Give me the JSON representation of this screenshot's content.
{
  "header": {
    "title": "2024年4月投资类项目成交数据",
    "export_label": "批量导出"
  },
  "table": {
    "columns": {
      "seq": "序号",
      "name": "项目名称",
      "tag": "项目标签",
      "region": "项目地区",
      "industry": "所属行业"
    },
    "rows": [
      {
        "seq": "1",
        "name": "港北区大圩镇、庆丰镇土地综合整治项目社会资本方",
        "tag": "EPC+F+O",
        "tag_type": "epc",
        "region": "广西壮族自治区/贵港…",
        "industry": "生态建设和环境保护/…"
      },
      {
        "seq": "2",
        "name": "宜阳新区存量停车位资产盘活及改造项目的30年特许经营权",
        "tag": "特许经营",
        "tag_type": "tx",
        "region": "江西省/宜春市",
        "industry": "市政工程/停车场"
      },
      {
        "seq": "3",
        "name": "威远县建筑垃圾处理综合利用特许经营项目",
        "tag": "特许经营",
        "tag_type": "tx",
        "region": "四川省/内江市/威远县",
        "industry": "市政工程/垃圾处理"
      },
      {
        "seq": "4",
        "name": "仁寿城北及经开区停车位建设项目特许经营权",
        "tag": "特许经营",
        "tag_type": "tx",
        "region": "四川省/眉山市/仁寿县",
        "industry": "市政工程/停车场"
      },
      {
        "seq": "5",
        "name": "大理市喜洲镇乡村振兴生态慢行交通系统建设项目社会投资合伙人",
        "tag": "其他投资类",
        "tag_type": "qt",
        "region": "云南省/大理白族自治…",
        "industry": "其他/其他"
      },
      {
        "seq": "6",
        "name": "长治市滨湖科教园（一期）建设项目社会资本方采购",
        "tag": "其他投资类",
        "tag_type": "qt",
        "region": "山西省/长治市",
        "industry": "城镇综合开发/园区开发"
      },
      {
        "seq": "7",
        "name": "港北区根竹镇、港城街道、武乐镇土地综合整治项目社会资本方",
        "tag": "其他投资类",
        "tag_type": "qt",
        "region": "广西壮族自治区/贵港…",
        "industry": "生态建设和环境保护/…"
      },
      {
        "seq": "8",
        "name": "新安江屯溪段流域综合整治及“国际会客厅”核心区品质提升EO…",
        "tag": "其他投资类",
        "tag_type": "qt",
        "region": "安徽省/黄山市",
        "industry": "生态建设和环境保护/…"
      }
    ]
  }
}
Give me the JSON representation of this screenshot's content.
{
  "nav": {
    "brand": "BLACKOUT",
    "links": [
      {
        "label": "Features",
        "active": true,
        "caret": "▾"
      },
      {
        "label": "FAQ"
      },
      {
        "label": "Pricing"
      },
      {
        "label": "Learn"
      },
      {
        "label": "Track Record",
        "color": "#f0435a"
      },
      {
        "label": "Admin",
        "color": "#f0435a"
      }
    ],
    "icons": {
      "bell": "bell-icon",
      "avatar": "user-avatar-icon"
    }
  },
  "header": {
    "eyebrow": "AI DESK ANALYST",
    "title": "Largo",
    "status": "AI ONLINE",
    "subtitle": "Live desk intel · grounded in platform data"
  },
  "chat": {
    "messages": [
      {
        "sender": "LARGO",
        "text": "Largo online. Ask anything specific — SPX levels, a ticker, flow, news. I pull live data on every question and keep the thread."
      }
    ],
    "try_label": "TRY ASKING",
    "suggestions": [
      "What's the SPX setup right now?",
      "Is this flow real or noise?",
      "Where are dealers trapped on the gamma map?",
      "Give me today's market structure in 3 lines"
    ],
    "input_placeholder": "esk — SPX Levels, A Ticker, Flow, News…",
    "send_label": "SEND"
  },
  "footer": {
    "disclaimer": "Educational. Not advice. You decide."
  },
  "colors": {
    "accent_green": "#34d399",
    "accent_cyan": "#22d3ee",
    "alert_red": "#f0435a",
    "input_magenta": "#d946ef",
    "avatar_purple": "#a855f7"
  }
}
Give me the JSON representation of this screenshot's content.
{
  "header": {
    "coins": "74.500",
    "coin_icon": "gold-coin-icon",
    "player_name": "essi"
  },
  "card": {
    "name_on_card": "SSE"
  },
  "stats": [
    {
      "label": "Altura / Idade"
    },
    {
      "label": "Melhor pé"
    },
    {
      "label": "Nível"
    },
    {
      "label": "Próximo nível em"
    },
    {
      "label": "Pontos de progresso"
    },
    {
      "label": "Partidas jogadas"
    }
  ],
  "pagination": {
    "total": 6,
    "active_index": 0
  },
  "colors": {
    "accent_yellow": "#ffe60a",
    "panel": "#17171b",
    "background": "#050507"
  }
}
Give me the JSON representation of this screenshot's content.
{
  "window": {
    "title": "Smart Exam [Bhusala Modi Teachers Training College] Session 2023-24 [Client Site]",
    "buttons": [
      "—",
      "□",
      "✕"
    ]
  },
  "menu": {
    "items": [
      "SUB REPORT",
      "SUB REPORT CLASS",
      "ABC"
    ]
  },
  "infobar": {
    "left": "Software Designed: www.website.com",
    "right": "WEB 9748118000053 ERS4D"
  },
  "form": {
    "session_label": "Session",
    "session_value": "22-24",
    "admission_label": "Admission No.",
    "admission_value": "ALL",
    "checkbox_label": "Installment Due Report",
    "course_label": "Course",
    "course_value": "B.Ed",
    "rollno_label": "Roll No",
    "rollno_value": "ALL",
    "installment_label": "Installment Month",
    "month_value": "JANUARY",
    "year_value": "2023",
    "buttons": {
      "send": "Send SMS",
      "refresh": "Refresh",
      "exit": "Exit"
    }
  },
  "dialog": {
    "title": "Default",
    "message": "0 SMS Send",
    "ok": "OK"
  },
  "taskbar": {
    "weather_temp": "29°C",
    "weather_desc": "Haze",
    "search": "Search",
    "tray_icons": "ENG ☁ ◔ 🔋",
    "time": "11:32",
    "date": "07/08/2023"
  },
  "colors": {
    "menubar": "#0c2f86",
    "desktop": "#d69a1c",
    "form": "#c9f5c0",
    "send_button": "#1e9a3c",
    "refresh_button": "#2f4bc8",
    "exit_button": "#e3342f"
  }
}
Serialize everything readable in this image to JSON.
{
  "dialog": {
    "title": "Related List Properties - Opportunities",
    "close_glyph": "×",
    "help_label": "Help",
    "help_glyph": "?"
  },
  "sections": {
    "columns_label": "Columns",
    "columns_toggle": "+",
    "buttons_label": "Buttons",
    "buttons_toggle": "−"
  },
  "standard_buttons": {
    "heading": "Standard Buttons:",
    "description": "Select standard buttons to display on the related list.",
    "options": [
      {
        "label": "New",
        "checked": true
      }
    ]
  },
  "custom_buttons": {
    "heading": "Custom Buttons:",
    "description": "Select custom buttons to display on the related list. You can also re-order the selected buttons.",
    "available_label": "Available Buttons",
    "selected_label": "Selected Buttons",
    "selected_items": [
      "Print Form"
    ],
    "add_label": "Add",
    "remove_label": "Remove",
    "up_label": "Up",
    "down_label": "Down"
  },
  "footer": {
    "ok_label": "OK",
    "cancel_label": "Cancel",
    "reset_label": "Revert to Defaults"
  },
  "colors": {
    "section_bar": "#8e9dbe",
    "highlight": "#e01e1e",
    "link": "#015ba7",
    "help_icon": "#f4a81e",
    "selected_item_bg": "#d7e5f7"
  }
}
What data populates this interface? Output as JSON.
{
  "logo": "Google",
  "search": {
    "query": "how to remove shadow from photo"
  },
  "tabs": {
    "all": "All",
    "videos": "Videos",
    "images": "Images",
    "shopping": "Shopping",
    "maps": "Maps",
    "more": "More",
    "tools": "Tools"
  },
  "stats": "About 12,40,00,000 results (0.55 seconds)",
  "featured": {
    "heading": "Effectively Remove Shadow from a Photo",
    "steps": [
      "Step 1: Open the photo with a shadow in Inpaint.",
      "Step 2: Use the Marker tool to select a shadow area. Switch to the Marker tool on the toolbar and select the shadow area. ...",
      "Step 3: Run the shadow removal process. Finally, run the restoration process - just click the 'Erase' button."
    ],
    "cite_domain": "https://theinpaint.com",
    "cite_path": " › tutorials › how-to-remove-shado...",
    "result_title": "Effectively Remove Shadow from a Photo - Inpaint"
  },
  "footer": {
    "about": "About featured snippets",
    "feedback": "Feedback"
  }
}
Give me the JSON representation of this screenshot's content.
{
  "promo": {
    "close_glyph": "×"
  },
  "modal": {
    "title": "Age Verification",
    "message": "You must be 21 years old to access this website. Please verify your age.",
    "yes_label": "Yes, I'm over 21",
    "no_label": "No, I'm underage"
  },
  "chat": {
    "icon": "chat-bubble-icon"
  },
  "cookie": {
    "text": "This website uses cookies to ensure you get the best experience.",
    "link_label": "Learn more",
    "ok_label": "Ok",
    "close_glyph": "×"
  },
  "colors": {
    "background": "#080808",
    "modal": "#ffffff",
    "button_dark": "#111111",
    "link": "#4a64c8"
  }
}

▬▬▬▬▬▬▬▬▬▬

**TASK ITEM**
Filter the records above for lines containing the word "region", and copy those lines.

**SOLUTION FOR THIS PROBLEM**
      "region": "项目地区",
        "region": "广西壮族自治区/贵港…",
        "region": "江西省/宜春市",
        "region": "四川省/内江市/威远县",
        "region": "四川省/眉山市/仁寿县",
        "region": "云南省/大理白族自治…",
        "region": "山西省/长治市",
        "region": "广西壮族自治区/贵港…",
        "region": "安徽省/黄山市",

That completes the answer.